TASK BRIEF = A word-for-word restatement of every entry is what is needed here.

BEGIN INPUT

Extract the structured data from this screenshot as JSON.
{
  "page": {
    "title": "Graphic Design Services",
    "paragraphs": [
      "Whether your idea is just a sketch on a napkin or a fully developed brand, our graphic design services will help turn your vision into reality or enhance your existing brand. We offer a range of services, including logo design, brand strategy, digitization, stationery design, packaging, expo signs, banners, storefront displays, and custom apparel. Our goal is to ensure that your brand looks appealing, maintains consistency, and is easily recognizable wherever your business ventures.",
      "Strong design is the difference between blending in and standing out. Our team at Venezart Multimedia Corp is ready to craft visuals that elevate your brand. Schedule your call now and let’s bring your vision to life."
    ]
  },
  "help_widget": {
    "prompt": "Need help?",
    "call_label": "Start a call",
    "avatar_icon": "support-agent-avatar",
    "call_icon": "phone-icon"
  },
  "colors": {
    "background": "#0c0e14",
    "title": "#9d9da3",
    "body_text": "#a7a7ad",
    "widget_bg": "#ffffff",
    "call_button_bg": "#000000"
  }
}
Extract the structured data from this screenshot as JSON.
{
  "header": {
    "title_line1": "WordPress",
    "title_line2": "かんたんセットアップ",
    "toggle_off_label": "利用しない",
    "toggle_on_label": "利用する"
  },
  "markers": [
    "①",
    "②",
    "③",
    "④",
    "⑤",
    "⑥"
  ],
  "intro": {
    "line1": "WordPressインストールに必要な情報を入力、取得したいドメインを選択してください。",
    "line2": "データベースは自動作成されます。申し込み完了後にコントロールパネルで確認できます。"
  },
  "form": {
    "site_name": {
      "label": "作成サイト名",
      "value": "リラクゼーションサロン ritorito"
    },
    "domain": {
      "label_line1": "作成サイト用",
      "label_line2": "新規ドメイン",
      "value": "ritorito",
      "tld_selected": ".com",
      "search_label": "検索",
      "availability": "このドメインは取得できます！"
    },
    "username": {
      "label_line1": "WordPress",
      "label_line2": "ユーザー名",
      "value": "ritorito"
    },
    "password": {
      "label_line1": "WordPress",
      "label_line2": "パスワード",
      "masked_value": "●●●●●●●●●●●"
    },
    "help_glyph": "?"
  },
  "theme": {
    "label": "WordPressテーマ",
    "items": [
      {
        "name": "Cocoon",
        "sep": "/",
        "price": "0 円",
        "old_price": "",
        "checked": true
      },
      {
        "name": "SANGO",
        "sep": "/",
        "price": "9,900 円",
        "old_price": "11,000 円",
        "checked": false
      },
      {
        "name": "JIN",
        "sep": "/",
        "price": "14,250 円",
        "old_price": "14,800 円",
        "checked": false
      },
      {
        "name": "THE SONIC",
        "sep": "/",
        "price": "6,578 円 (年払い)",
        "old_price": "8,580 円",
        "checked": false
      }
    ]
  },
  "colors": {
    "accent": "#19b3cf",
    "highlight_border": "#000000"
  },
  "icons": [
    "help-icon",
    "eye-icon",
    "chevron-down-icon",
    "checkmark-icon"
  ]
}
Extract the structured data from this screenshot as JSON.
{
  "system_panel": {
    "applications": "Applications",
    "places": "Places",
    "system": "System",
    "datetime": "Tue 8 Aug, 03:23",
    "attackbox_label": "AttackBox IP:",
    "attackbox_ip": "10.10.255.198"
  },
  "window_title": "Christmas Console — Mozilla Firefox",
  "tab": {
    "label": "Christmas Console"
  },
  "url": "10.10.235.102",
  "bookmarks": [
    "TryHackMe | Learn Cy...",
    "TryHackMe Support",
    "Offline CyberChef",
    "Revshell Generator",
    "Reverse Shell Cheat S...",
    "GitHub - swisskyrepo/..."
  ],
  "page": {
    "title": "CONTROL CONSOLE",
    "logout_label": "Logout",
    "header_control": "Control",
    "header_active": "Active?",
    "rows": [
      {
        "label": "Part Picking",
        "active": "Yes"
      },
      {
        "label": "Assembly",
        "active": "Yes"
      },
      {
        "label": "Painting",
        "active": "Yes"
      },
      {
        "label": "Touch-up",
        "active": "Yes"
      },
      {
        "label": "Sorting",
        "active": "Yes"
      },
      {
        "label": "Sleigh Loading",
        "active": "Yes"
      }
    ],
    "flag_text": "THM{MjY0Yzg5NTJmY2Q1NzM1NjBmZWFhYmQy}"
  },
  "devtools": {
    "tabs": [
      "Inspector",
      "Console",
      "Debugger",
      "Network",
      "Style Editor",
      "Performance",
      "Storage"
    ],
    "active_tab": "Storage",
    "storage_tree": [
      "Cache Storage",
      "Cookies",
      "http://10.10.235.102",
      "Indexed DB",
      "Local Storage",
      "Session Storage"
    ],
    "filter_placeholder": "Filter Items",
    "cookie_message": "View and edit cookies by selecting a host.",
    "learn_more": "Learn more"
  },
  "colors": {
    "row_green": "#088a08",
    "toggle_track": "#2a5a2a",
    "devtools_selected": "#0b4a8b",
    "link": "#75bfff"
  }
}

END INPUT

REPLY =
Extract the structured data from this screenshot as JSON.
{
  "page": {
    "title": "Graphic Design Services",
    "paragraphs": [
      "Whether your idea is just a sketch on a napkin or a fully developed brand, our graphic design services will help turn your vision into reality or enhance your existing brand. We offer a range of services, including logo design, brand strategy, digitization, stationery design, packaging, expo signs, banners, storefront displays, and custom apparel. Our goal is to ensure that your brand looks appealing, maintains consistency, and is easily recognizable wherever your business ventures.",
      "Strong design is the difference between blending in and standing out. Our team at Venezart Multimedia Corp is ready to craft visuals that elevate your brand. Schedule your call now and let’s bring your vision to life."
    ]
  },
  "help_widget": {
    "prompt": "Need help?",
    "call_label": "Start a call",
    "avatar_icon": "support-agent-avatar",
    "call_icon": "phone-icon"
  },
  "colors": {
    "background": "#0c0e14",
    "title": "#9d9da3",
    "body_text": "#a7a7ad",
    "widget_bg": "#ffffff",
    "call_button_bg": "#000000"
  }
}
Extract the structured data from this screenshot as JSON.
{
  "header": {
    "title_line1": "WordPress",
    "title_line2": "かんたんセットアップ",
    "toggle_off_label": "利用しない",
    "toggle_on_label": "利用する"
  },
  "markers": [
    "①",
    "②",
    "③",
    "④",
    "⑤",
    "⑥"
  ],
  "intro": {
    "line1": "WordPressインストールに必要な情報を入力、取得したいドメインを選択してください。",
    "line2": "データベースは自動作成されます。申し込み完了後にコントロールパネルで確認できます。"
  },
  "form": {
    "site_name": {
      "label": "作成サイト名",
      "value": "リラクゼーションサロン ritorito"
    },
    "domain": {
      "label_line1": "作成サイト用",
      "label_line2": "新規ドメイン",
      "value": "ritorito",
      "tld_selected": ".com",
      "search_label": "検索",
      "availability": "このドメインは取得できます！"
    },
    "username": {
      "label_line1": "WordPress",
      "label_line2": "ユーザー名",
      "value": "ritorito"
    },
    "password": {
      "label_line1": "WordPress",
      "label_line2": "パスワード",
      "masked_value": "●●●●●●●●●●●"
    },
    "help_glyph": "?"
  },
  "theme": {
    "label": "WordPressテーマ",
    "items": [
      {
        "name": "Cocoon",
        "sep": "/",
        "price": "0 円",
        "old_price": "",
        "checked": true
      },
      {
        "name": "SANGO",
        "sep": "/",
        "price": "9,900 円",
        "old_price": "11,000 円",
        "checked": false
      },
      {
        "name": "JIN",
        "sep": "/",
        "price": "14,250 円",
        "old_price": "14,800 円",
        "checked": false
      },
      {
        "name": "THE SONIC",
        "sep": "/",
        "price": "6,578 円 (年払い)",
        "old_price": "8,580 円",
        "checked": false
      }
    ]
  },
  "colors": {
    "accent": "#19b3cf",
    "highlight_border": "#000000"
  },
  "icons": [
    "help-icon",
    "eye-icon",
    "chevron-down-icon",
    "checkmark-icon"
  ]
}
Extract the structured data from this screenshot as JSON.
{
  "system_panel": {
    "applications": "Applications",
    "places": "Places",
    "system": "System",
    "datetime": "Tue 8 Aug, 03:23",
    "attackbox_label": "AttackBox IP:",
    "attackbox_ip": "10.10.255.198"
  },
  "window_title": "Christmas Console — Mozilla Firefox",
  "tab": {
    "label": "Christmas Console"
  },
  "url": "10.10.235.102",
  "bookmarks": [
    "TryHackMe | Learn Cy...",
    "TryHackMe Support",
    "Offline CyberChef",
    "Revshell Generator",
    "Reverse Shell Cheat S...",
    "GitHub - swisskyrepo/..."
  ],
  "page": {
    "title": "CONTROL CONSOLE",
    "logout_label": "Logout",
    "header_control": "Control",
    "header_active": "Active?",
    "rows": [
      {
        "label": "Part Picking",
        "active": "Yes"
      },
      {
        "label": "Assembly",
        "active": "Yes"
      },
      {
        "label": "Painting",
        "active": "Yes"
      },
      {
        "label": "Touch-up",
        "active": "Yes"
      },
      {
        "label": "Sorting",
        "active": "Yes"
      },
      {
        "label": "Sleigh Loading",
        "active": "Yes"
      }
    ],
    "flag_text": "THM{MjY0Yzg5NTJmY2Q1NzM1NjBmZWFhYmQy}"
  },
  "devtools": {
    "tabs": [
      "Inspector",
      "Console",
      "Debugger",
      "Network",
      "Style Editor",
      "Performance",
      "Storage"
    ],
    "active_tab": "Storage",
    "storage_tree": [
      "Cache Storage",
      "Cookies",
      "http://10.10.235.102",
      "Indexed DB",
      "Local Storage",
      "Session Storage"
    ],
    "filter_placeholder": "Filter Items",
    "cookie_message": "View and edit cookies by selecting a host.",
    "learn_more": "Learn more"
  },
  "colors": {
    "row_green": "#088a08",
    "toggle_track": "#2a5a2a",
    "devtools_selected": "#0b4a8b",
    "link": "#75bfff"
  }
}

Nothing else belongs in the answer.